> [DIRECTIONS FOR THIS TASK]:
Set down exactly the lines from the one containing "Convert this screenshot" to the final line of the records below, with every picture omitted.

- Opening Delimiter -

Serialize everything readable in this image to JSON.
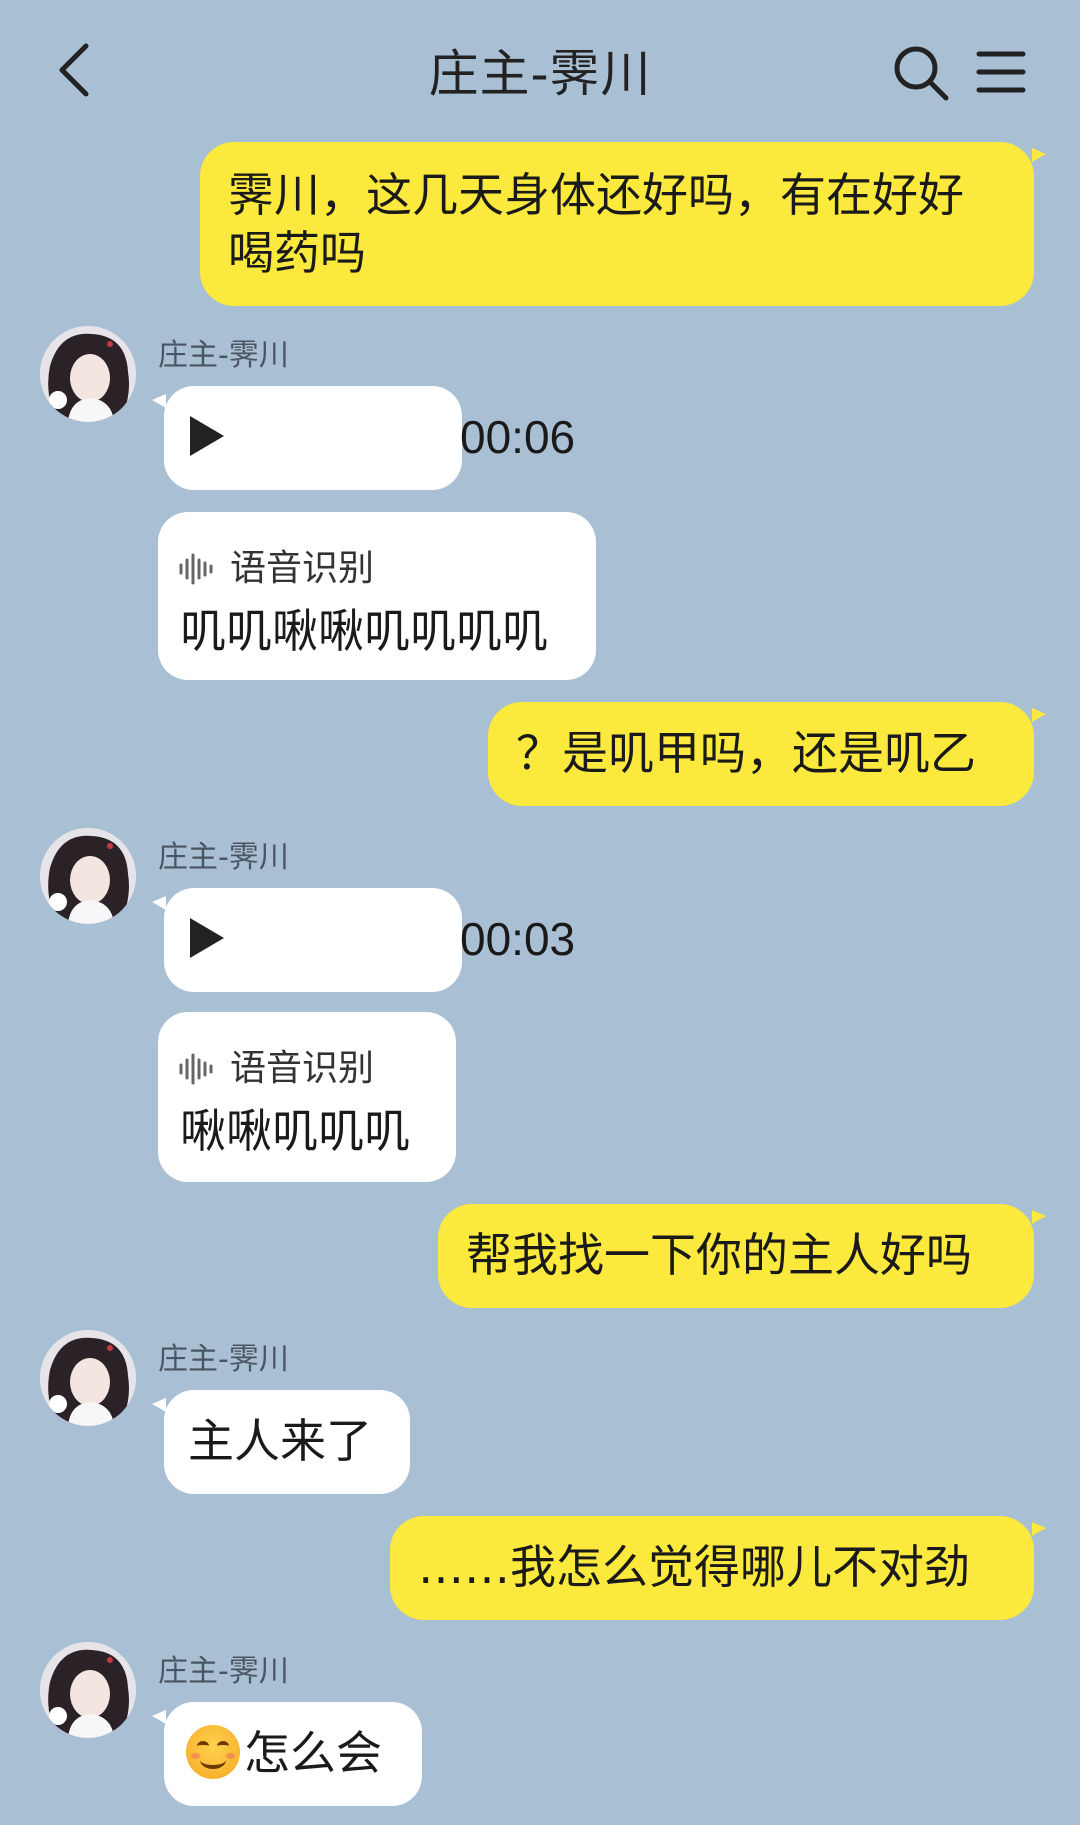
{
  "header": {
    "title": "庄主-霁川"
  },
  "messages": [
    {
      "type": "outgoing",
      "text": "霁川，这几天身体还好吗，有在好好喝药吗"
    },
    {
      "type": "incoming-voice",
      "sender": "庄主-霁川",
      "duration": "00:06"
    },
    {
      "type": "incoming-recognition",
      "label": "语音识别",
      "text": "叽叽啾啾叽叽叽叽"
    },
    {
      "type": "outgoing",
      "text": "？是叽甲吗，还是叽乙"
    },
    {
      "type": "incoming-voice",
      "sender": "庄主-霁川",
      "duration": "00:03"
    },
    {
      "type": "incoming-recognition",
      "label": "语音识别",
      "text": "啾啾叽叽叽"
    },
    {
      "type": "outgoing",
      "text": "帮我找一下你的主人好吗"
    },
    {
      "type": "incoming-text",
      "sender": "庄主-霁川",
      "text": "主人来了"
    },
    {
      "type": "outgoing",
      "text": "……我怎么觉得哪儿不对劲"
    },
    {
      "type": "incoming-text",
      "sender": "庄主-霁川",
      "text": "怎么会",
      "emoji": "smiling-face-emoji"
    }
  ],
  "colors": {
    "background": "#a9bfd3",
    "outgoing_bubble": "#fbe93d",
    "incoming_bubble": "#ffffff"
  },
  "icons": [
    "back-icon",
    "search-icon",
    "menu-icon",
    "play-icon",
    "voice-wave-icon",
    "avatar"
  ]
}
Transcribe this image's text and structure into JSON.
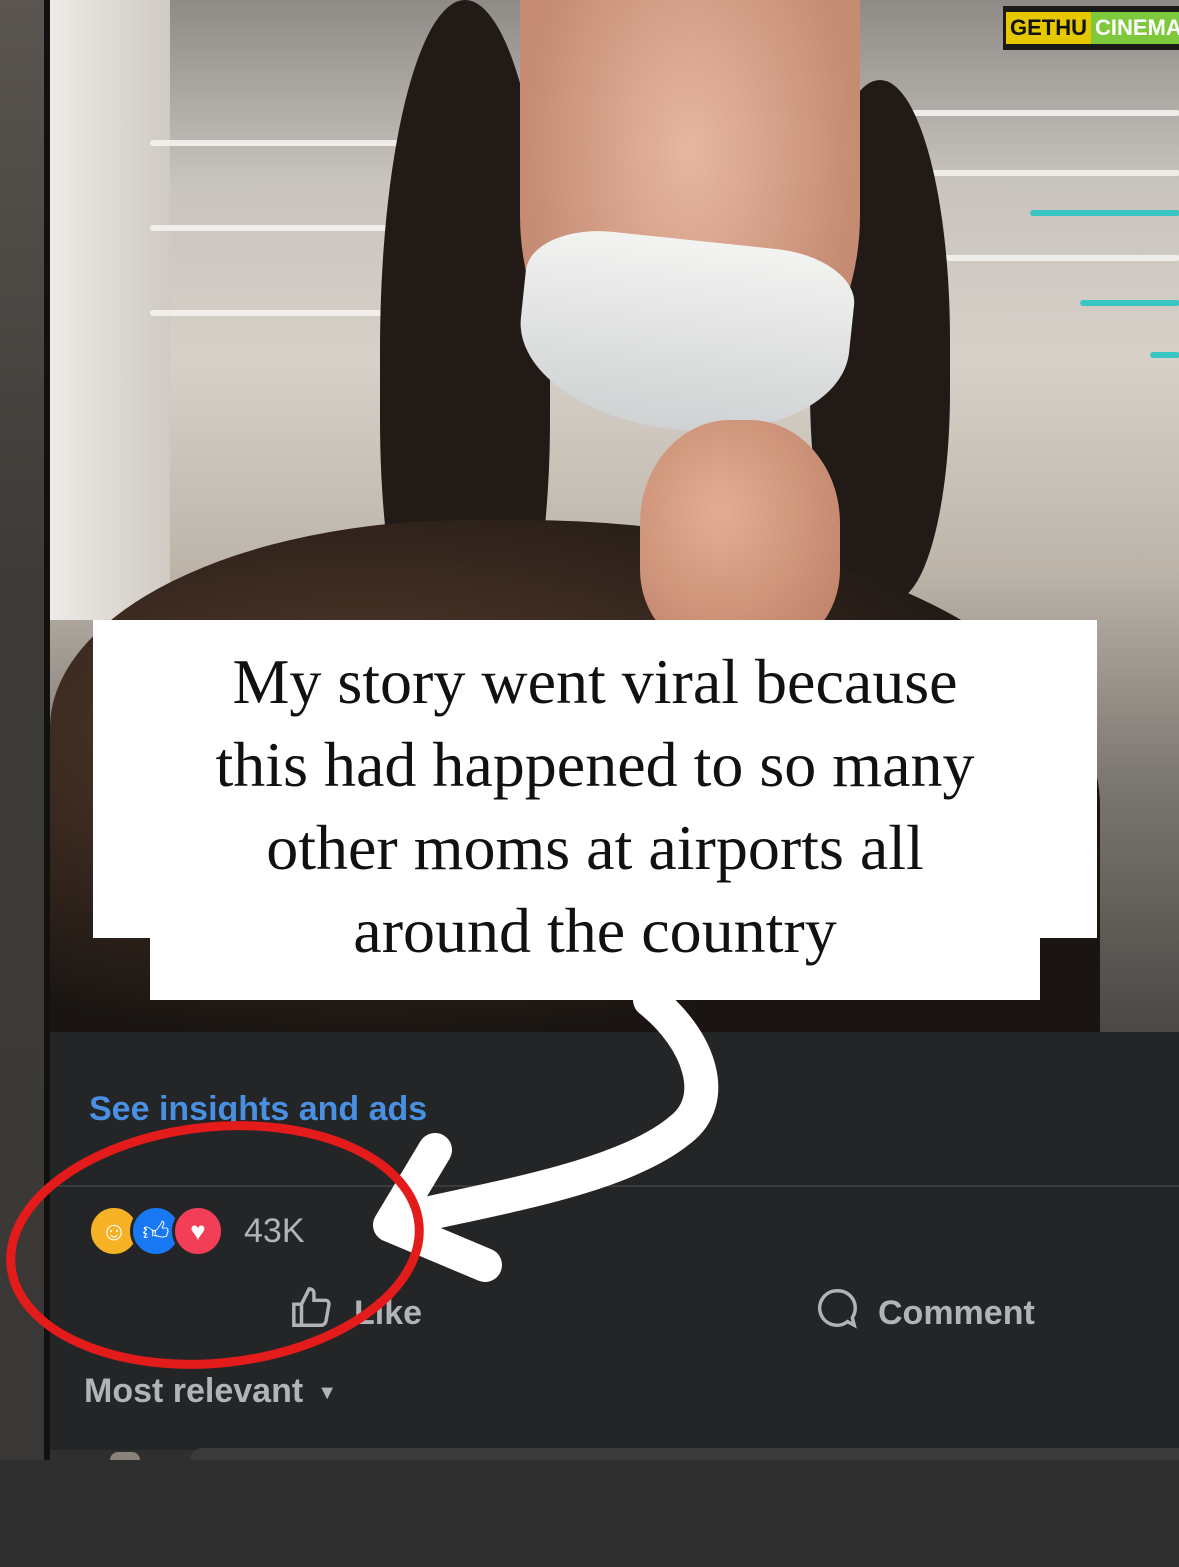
{
  "watermark": {
    "part1": "GETHU",
    "part2": "CINEMA"
  },
  "caption": {
    "lines": [
      "My story went viral because",
      "this had happened to so many",
      "other moms at airports all",
      "around the country"
    ]
  },
  "post": {
    "insights_link": "See insights and ads",
    "reactions": {
      "icons": [
        "care-reaction",
        "like-reaction",
        "love-reaction"
      ],
      "count": "43K"
    },
    "actions": {
      "like": "Like",
      "comment": "Comment"
    },
    "sort": {
      "label": "Most relevant"
    }
  },
  "colors": {
    "panel_bg": "#242526",
    "link": "#4a90e2",
    "muted_text": "#b0b3b8",
    "annotation_red": "#e31b1b",
    "like_blue": "#1877f2",
    "love_red": "#f33e58",
    "care_yellow": "#f7b125"
  }
}
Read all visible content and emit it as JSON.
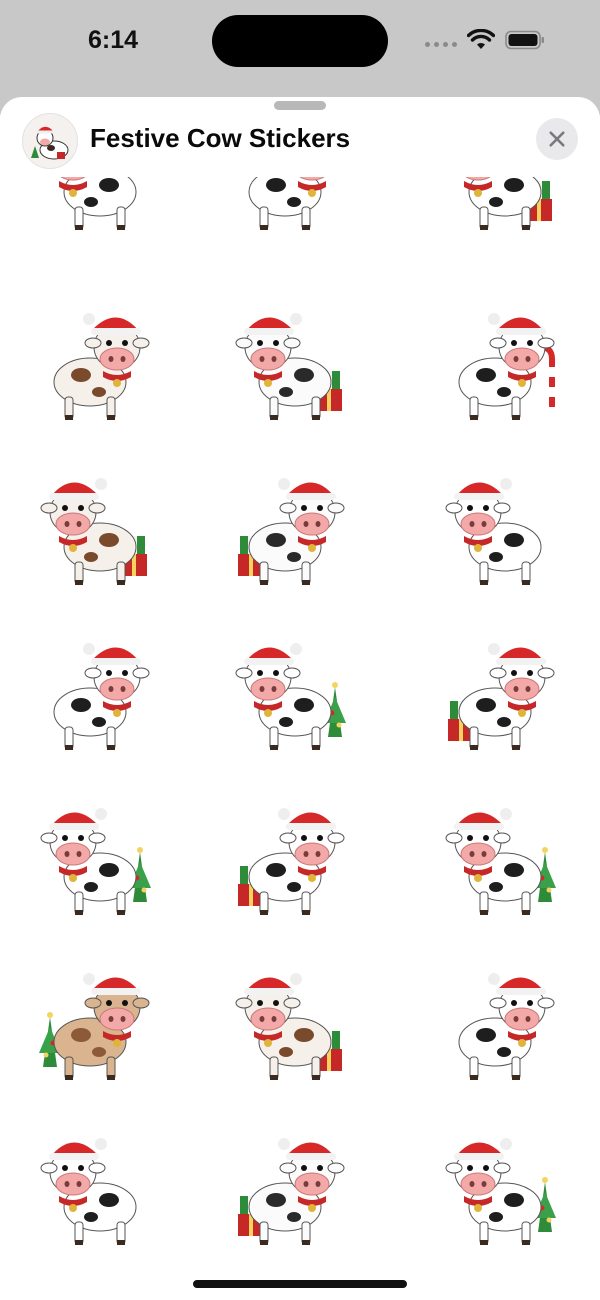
{
  "status_bar": {
    "time": "6:14"
  },
  "sheet": {
    "title": "Festive Cow Stickers"
  },
  "stickers": [
    {
      "name": "sticker-cow-scarf-pompom",
      "variant": "spotted",
      "extra": "none"
    },
    {
      "name": "sticker-cow-red-scarf",
      "variant": "spotted",
      "extra": "none"
    },
    {
      "name": "sticker-cow-gift-stack",
      "variant": "spotted",
      "extra": "gifts"
    },
    {
      "name": "sticker-cow-holly-hat",
      "variant": "brown",
      "extra": "none"
    },
    {
      "name": "sticker-cow-bells-gifts",
      "variant": "white",
      "extra": "gifts"
    },
    {
      "name": "sticker-cow-candy-cane",
      "variant": "spotted",
      "extra": "candy"
    },
    {
      "name": "sticker-cow-wreath",
      "variant": "brown",
      "extra": "gifts"
    },
    {
      "name": "sticker-cow-carrying-gift",
      "variant": "white",
      "extra": "gifts"
    },
    {
      "name": "sticker-cow-ornament",
      "variant": "spotted",
      "extra": "none"
    },
    {
      "name": "sticker-cow-dancing",
      "variant": "spotted",
      "extra": "none"
    },
    {
      "name": "sticker-cow-tree",
      "variant": "spotted",
      "extra": "tree"
    },
    {
      "name": "sticker-cow-sunglasses",
      "variant": "spotted",
      "extra": "gifts"
    },
    {
      "name": "sticker-cow-sleigh-tree",
      "variant": "spotted",
      "extra": "tree"
    },
    {
      "name": "sticker-cow-present-pile",
      "variant": "spotted",
      "extra": "gifts"
    },
    {
      "name": "sticker-cow-sweater-tree",
      "variant": "spotted",
      "extra": "tree"
    },
    {
      "name": "sticker-cow-sitting-bow",
      "variant": "tan",
      "extra": "tree"
    },
    {
      "name": "sticker-cow-goggles-gift",
      "variant": "brown",
      "extra": "gifts"
    },
    {
      "name": "sticker-cow-big-scarf",
      "variant": "spotted",
      "extra": "none"
    },
    {
      "name": "sticker-cow-sleigh",
      "variant": "spotted",
      "extra": "none"
    },
    {
      "name": "sticker-cow-santa-sack",
      "variant": "white",
      "extra": "gifts"
    },
    {
      "name": "sticker-cow-snowy-trees",
      "variant": "spotted",
      "extra": "tree"
    }
  ]
}
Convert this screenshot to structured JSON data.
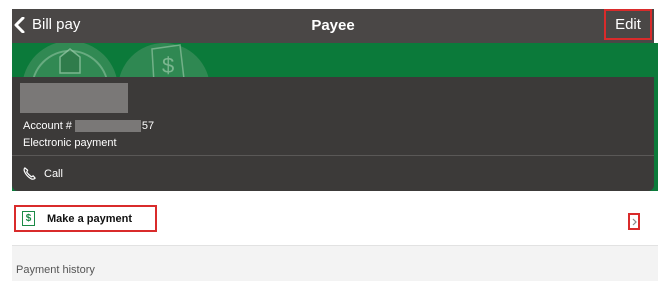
{
  "header": {
    "back_label": "Bill pay",
    "title": "Payee",
    "edit_label": "Edit"
  },
  "payee": {
    "account_prefix": "Account #",
    "account_suffix": "57",
    "payment_type": "Electronic payment",
    "call_label": "Call"
  },
  "actions": {
    "make_payment_label": "Make a payment",
    "dollar_glyph": "$"
  },
  "sections": {
    "payment_history_label": "Payment history"
  },
  "icons": {
    "back": "chevron-left-icon",
    "phone": "phone-icon",
    "money": "dollar-icon",
    "forward": "chevron-right-icon"
  },
  "colors": {
    "header_bg": "#4a4746",
    "brand_green": "#0b7a3a",
    "card_bg": "#3c3a39",
    "highlight_red": "#d92b2b",
    "icon_green": "#1a8a46"
  }
}
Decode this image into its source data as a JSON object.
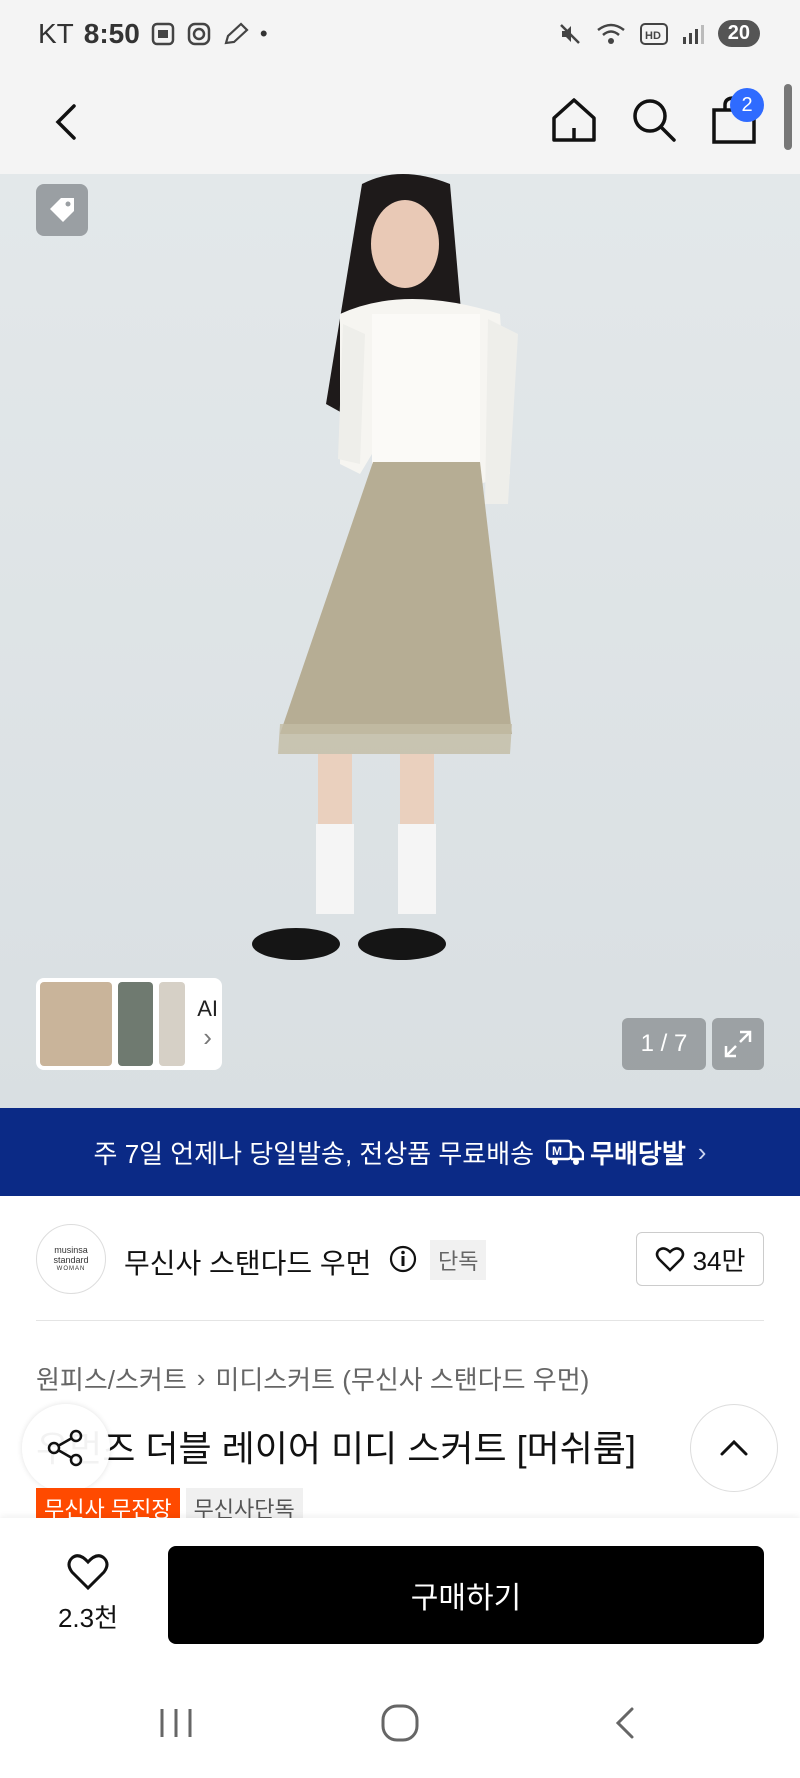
{
  "status_bar": {
    "carrier": "KT",
    "time": "8:50",
    "dot": "•",
    "battery": "20"
  },
  "header": {
    "cart_count": "2"
  },
  "gallery": {
    "page_indicator": "1 / 7",
    "ai_label": "AI",
    "ai_chevron": "›"
  },
  "shipping_banner": {
    "text": "주 7일 언제나 당일발송, 전상품 무료배송",
    "badge_letter": "M",
    "badge": "무배당발",
    "chevron": "›"
  },
  "brand": {
    "logo_line1": "musinsa",
    "logo_line2": "standard",
    "logo_line3": "WOMAN",
    "name": "무신사 스탠다드 우먼",
    "exclusive": "단독",
    "likes": "34만"
  },
  "breadcrumb": {
    "category": "원피스/스커트",
    "separator": "›",
    "subcategory": "미디스커트 (무신사 스탠다드 우먼)"
  },
  "product": {
    "title": "우먼즈 더블 레이어 미디 스커트 [머쉬룸]",
    "tags": [
      "무신사 무진장",
      "무신사단독"
    ]
  },
  "buy_bar": {
    "wish_count": "2.3천",
    "buy_label": "구매하기"
  },
  "colors": {
    "banner": "#0b2a86",
    "badge_blue": "#2f6bff",
    "tag_red": "#ff4a00",
    "buy_button": "#000000"
  }
}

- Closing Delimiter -

> [TASK SOLUTION]:
Convert this screenshot to structured JSON data.
{
  "header": {
    "back_label": "Bill pay",
    "title": "Payee",
    "edit_label": "Edit"
  },
  "payee": {
    "account_prefix": "Account #",
    "account_suffix": "57",
    "payment_type": "Electronic payment",
    "call_label": "Call"
  },
  "actions": {
    "make_payment_label": "Make a payment",
    "dollar_glyph": "$"
  },
  "sections": {
    "payment_history_label": "Payment history"
  },
  "icons": {
    "back": "chevron-left-icon",
    "phone": "phone-icon",
    "money": "dollar-icon",
    "forward": "chevron-right-icon"
  },
  "colors": {
    "header_bg": "#4a4746",
    "brand_green": "#0b7a3a",
    "card_bg": "#3c3a39",
    "highlight_red": "#d92b2b",
    "icon_green": "#1a8a46"
  }
}
Decode this image into its source data as a JSON object.
{
  "status_bar": {
    "carrier": "KT",
    "time": "8:50",
    "dot": "•",
    "battery": "20"
  },
  "header": {
    "cart_count": "2"
  },
  "gallery": {
    "page_indicator": "1 / 7",
    "ai_label": "AI",
    "ai_chevron": "›"
  },
  "shipping_banner": {
    "text": "주 7일 언제나 당일발송, 전상품 무료배송",
    "badge_letter": "M",
    "badge": "무배당발",
    "chevron": "›"
  },
  "brand": {
    "logo_line1": "musinsa",
    "logo_line2": "standard",
    "logo_line3": "WOMAN",
    "name": "무신사 스탠다드 우먼",
    "exclusive": "단독",
    "likes": "34만"
  },
  "breadcrumb": {
    "category": "원피스/스커트",
    "separator": "›",
    "subcategory": "미디스커트 (무신사 스탠다드 우먼)"
  },
  "product": {
    "title": "우먼즈 더블 레이어 미디 스커트 [머쉬룸]",
    "tags": [
      "무신사 무진장",
      "무신사단독"
    ]
  },
  "buy_bar": {
    "wish_count": "2.3천",
    "buy_label": "구매하기"
  },
  "colors": {
    "banner": "#0b2a86",
    "badge_blue": "#2f6bff",
    "tag_red": "#ff4a00",
    "buy_button": "#000000"
  }
}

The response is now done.